Lisa Staines, Executive Head at Broadacre Primary School said: “It was so exciting to move into the new school building after February half term. I am amazed how quickly the staff and pupils have settled in – it feels as if we have been here forever. We are so lucky to have a brand new building with all its facilities, such as the two halls, the MUGA and the ASC Base.
“Today is a celebration and a thank you for our fantastic new school. Everyone really enjoys working and playing together, making the most of everything our new building has to offer.”
Children and staff at Broadacre have worked closely with Esteem Consortium and Sewell Construction, who have delivered the project.
Gavin Barley, Esteem General Manager said: “This has been a fantastic project and shows the value and importance of partnership. The new school has delivered on-time, on budget and to a high standard. Everyone working on this project has had such pride in it, and I’m delighted to see the children enjoying their new environment.”
Hull City council has invested £50million into the city’s schools, to ensure children have the best learning environments possible.
The school has been designed and built sustainably, with maximum energy efficiency, including solar panels on the roof and electric vehicle charging points. The children will also enjoy bug hotels and bird boxes around the school, along with CCTV in one of the boxes so children can see first-hand wildlife interactions.
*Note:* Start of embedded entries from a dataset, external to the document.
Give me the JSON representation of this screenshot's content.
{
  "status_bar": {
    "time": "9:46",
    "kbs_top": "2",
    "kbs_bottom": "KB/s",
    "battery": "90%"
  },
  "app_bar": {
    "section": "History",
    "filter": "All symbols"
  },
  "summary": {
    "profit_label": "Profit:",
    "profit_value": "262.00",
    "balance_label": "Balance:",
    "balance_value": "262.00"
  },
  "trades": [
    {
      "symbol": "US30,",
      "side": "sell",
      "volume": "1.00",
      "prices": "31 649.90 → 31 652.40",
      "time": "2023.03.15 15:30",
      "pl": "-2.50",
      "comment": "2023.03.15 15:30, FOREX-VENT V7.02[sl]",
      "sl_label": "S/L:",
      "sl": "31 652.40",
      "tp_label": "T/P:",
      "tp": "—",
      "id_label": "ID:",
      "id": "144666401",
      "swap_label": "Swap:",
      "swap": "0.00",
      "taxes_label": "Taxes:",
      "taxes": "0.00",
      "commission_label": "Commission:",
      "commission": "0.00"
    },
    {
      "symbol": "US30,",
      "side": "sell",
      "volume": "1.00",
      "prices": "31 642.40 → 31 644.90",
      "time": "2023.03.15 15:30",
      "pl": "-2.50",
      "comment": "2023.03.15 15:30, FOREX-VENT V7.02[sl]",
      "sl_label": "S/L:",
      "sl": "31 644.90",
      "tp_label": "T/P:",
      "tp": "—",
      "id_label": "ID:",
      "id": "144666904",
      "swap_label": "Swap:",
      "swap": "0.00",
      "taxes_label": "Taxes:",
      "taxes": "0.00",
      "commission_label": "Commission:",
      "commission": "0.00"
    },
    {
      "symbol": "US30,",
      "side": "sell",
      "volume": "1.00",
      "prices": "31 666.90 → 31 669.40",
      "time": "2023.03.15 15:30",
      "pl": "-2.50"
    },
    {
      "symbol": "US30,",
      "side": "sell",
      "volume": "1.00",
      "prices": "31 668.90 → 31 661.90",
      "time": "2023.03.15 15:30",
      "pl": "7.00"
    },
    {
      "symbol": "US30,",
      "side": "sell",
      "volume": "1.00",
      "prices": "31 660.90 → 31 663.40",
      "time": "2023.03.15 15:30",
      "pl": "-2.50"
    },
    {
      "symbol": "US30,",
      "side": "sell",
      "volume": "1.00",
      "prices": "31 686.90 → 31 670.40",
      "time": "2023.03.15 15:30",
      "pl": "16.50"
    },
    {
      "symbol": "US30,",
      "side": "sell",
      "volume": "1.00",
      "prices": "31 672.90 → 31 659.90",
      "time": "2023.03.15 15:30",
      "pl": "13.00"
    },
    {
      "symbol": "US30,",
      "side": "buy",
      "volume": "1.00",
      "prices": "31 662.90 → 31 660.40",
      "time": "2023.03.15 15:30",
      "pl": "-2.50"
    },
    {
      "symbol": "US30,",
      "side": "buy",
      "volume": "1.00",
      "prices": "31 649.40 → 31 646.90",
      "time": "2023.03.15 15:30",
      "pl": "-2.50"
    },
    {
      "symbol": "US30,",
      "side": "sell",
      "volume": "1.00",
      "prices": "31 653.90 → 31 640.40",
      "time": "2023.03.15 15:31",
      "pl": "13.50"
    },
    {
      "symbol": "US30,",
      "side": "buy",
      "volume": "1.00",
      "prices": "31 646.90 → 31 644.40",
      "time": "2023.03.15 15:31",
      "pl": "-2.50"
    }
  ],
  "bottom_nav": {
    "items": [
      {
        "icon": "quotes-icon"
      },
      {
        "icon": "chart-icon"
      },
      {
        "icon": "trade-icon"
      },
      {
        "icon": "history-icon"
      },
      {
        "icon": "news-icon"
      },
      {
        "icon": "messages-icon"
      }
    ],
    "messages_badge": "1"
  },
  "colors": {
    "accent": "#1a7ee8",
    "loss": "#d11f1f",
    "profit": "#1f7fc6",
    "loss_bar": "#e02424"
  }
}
Councillor Linda Tock, Portfolio Holder for children’s services said: “The school is a nurturing, inspiring, dynamic and innovative place of learning, a place designed for interaction and a place designed for community spirit to grow. I can see the pupils are really enjoying learning here!”